━━ GIVEN INFORMATION
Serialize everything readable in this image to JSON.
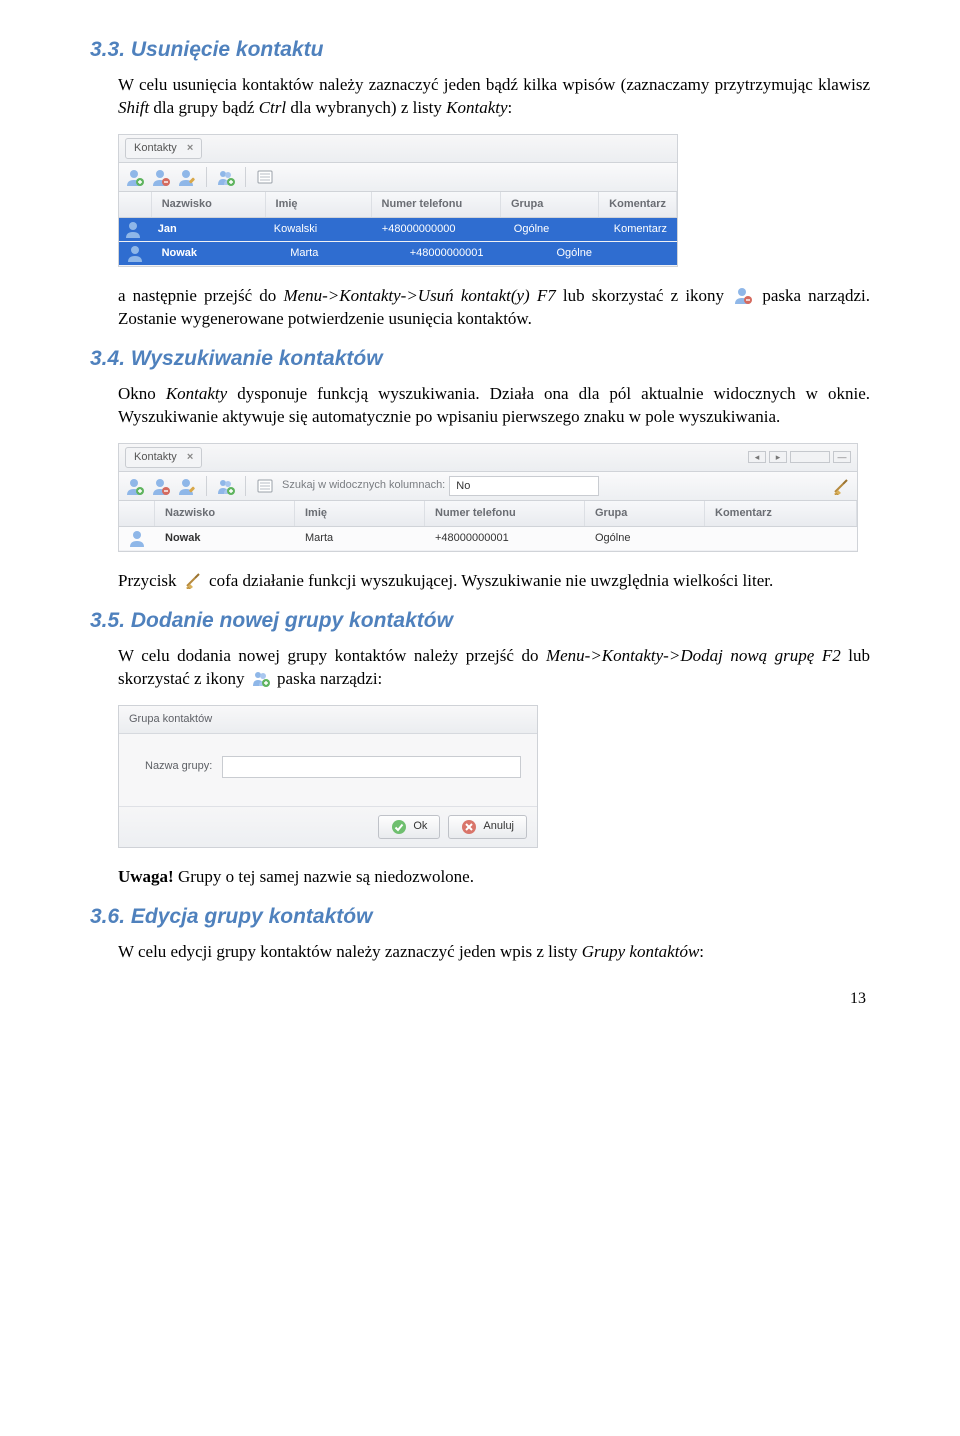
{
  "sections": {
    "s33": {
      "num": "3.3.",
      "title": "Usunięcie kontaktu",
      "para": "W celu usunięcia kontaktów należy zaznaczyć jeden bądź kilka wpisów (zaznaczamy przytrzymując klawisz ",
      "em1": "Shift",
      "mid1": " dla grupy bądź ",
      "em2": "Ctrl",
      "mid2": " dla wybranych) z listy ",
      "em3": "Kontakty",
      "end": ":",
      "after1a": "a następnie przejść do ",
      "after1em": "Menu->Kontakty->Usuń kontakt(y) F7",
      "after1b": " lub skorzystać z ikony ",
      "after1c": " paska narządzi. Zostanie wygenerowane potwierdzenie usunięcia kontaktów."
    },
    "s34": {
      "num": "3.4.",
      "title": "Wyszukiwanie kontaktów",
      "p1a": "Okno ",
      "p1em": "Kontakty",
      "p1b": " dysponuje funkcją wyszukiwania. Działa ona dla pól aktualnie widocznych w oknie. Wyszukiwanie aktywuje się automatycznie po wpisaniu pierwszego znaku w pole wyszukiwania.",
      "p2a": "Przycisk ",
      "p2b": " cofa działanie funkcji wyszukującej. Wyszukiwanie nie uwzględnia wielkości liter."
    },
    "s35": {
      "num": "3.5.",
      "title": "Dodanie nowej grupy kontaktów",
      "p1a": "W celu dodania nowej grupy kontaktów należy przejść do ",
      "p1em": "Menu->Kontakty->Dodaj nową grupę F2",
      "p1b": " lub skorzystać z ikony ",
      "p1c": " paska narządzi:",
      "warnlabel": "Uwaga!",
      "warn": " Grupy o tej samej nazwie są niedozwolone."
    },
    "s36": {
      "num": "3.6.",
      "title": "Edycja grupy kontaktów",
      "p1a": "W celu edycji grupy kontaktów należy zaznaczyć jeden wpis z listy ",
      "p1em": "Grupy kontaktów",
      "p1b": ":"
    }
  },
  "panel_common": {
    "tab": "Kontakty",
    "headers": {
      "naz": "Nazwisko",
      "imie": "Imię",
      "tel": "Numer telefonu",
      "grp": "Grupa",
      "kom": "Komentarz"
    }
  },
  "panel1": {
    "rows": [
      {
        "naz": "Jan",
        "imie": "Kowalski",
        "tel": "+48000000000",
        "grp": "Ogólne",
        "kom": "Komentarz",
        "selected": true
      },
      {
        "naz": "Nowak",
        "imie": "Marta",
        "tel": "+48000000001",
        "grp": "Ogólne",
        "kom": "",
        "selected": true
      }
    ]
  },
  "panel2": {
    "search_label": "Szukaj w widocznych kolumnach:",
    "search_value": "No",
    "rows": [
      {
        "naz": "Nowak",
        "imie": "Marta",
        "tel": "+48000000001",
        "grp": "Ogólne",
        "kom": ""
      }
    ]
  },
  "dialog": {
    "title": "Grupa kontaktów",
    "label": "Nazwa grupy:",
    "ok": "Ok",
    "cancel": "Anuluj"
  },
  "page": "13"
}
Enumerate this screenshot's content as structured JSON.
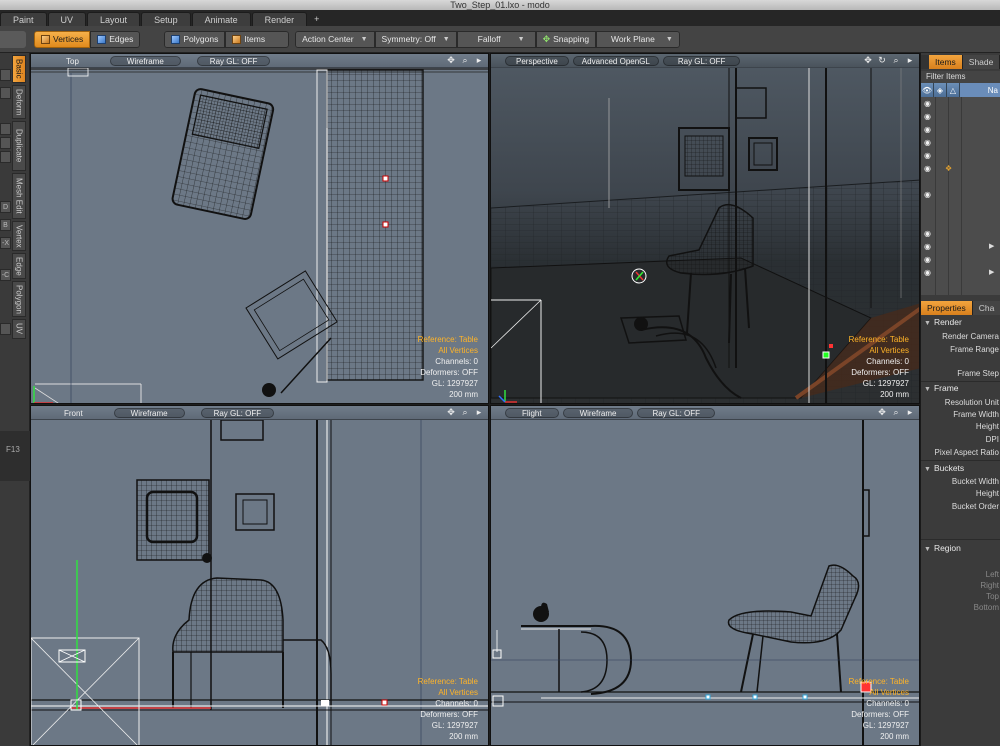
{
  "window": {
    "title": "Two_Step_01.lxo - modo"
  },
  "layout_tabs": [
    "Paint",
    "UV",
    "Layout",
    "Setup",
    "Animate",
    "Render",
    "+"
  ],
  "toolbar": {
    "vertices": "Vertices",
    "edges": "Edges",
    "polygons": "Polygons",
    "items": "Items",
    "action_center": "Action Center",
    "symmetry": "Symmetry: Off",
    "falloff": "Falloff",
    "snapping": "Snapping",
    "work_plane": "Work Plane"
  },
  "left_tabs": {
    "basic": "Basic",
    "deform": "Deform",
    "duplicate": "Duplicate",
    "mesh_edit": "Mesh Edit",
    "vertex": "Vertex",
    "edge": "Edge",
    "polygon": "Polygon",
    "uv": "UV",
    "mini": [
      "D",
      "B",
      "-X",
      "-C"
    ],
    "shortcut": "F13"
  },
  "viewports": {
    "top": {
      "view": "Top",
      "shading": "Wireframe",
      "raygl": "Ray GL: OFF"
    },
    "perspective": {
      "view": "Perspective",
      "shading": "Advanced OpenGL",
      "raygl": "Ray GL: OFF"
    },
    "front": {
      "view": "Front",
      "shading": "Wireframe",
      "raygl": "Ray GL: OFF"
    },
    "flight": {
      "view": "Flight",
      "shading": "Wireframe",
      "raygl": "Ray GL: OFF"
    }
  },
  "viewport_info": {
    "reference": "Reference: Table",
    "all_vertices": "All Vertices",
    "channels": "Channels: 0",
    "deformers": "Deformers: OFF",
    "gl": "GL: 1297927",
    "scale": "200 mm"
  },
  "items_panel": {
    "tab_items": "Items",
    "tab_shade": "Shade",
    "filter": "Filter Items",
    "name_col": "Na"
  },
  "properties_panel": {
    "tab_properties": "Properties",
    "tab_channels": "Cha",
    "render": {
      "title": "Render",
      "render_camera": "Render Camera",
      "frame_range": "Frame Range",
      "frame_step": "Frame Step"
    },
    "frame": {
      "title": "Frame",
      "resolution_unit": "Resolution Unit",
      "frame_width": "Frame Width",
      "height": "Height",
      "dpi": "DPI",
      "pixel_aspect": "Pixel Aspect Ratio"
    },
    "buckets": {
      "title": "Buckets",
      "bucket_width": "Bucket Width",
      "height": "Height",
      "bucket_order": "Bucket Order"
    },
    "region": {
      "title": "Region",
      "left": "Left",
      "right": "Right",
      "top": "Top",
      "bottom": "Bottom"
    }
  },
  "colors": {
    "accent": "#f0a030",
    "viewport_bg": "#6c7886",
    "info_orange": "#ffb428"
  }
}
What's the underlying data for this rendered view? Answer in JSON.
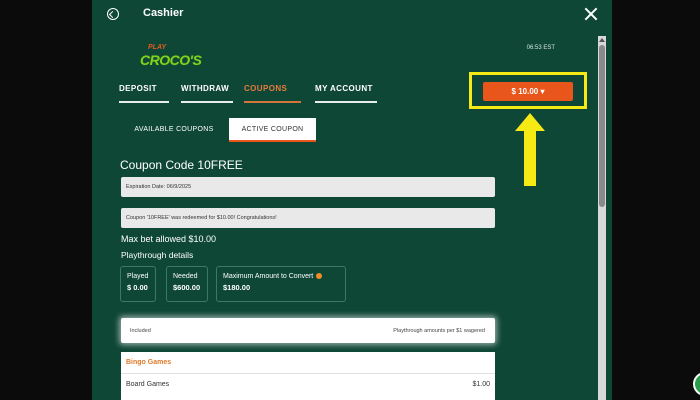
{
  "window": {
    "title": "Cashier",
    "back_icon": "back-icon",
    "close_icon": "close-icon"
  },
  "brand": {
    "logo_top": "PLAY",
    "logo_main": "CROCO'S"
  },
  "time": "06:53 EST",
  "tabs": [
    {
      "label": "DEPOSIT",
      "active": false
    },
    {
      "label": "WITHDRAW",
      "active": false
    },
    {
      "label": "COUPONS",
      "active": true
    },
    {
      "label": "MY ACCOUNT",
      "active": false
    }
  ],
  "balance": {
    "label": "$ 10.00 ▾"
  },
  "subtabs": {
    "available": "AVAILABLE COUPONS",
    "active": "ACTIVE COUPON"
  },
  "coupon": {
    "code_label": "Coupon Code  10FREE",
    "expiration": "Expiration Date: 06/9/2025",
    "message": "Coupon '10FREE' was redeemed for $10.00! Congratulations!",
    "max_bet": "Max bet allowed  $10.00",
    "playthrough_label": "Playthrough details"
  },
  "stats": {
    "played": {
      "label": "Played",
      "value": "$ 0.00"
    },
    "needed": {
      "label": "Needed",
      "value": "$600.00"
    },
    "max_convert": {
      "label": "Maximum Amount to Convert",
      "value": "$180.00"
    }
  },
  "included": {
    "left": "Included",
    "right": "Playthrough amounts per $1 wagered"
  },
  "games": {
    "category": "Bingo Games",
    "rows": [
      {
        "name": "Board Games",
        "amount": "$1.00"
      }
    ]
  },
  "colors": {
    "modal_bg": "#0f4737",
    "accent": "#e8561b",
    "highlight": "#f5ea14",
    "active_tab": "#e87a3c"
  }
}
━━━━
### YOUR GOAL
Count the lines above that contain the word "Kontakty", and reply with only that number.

### FINISHED EXERCISE
5